Selenium and vitamin E supplements for prostate cancer: evidence or embellishment?Urology 2002; 59(4 Suppl 1):9-19U
Selenium and vitamin E are probably 2 of the most popular dietary supplements considered for use in the reduction of prostate cancer risk. This enthusiasm is reflected in the initiation of the Selenium and Vitamin E Chemoprevention Trial (SELECT). Is there sufficient evidence to support the use of these supplements in a large-scale prospective trial for patients who want to reduce the risk of prostate cancer? Results from numerous laboratory and observational studies support the use of these supplements, and data from recent prospective trials also add partial support. However, a closer analysis of the data reveals some interesting and unique associations. Selenium supplements provided a benefit only for those individuals who had lower levels of baseline plasma selenium. Other subjects, with normal or higher levels, did not benefit and may have an increased risk for prostate cancer. The concept that supplements reduce prostate cancer risk only in those at a higher risk and/or those with lower plasma levels of these compounds is supported by trials examining beta-carotene supplements. Smokers may be the only individuals who benefit, as has also been shown with vitamin E supplementation. In 4 recent prospective studies, vitamin E was found to reduce the risk of prostate cancer in past/recent and current smokers and those with low levels of this vitamin. Vitamin E supplements in higher doses (> or =100 IU) were also associated with a higher risk of aggressive or fatal prostate cancer in nonsmokers from a past prospective study. The dose of vitamin E in the SELECT trial (400 IU/day) is 8 times higher than what has been suggested to be effective (50 IU/day) by the largest randomized prospective trial in which the incidence rate of prostate cancer was used as an endpoint. Recent research also suggests that dietary vitamin E may be associated with a lower risk of prostate cancer than the vitamin E supplement. Additionally, recent results from all past cardiovascular prospective, randomized trials suggest that vitamin E shows little benefit for cardiovascular disease risk, especially at the dose being used in the SELECT trial.
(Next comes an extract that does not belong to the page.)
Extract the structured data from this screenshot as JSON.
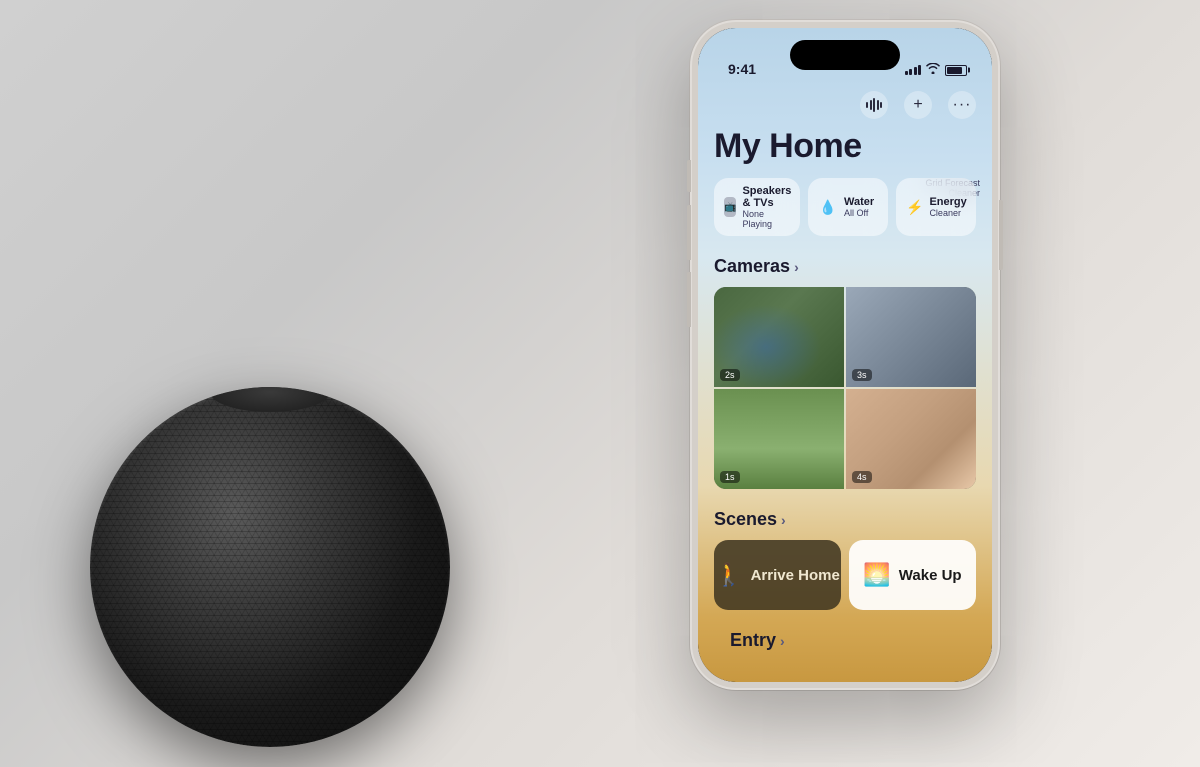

Other intriguing positive findings from past prospective studies of supplements suggest that aspirin and other nonsteroidal anti-inflammatory drugs have a role in reducing the risk of prostate cancer or other types of cancer (eg, colon cancer). It may be time to conduct a large costly trial to reconsider the use of selenium and vitamin E supplements for the reduction of prostate cancer risk. Some evidence for the use of these supplements exists, but serious embellishment of study findings may be leading to an inappropriate use of these supplements in a clinical setting.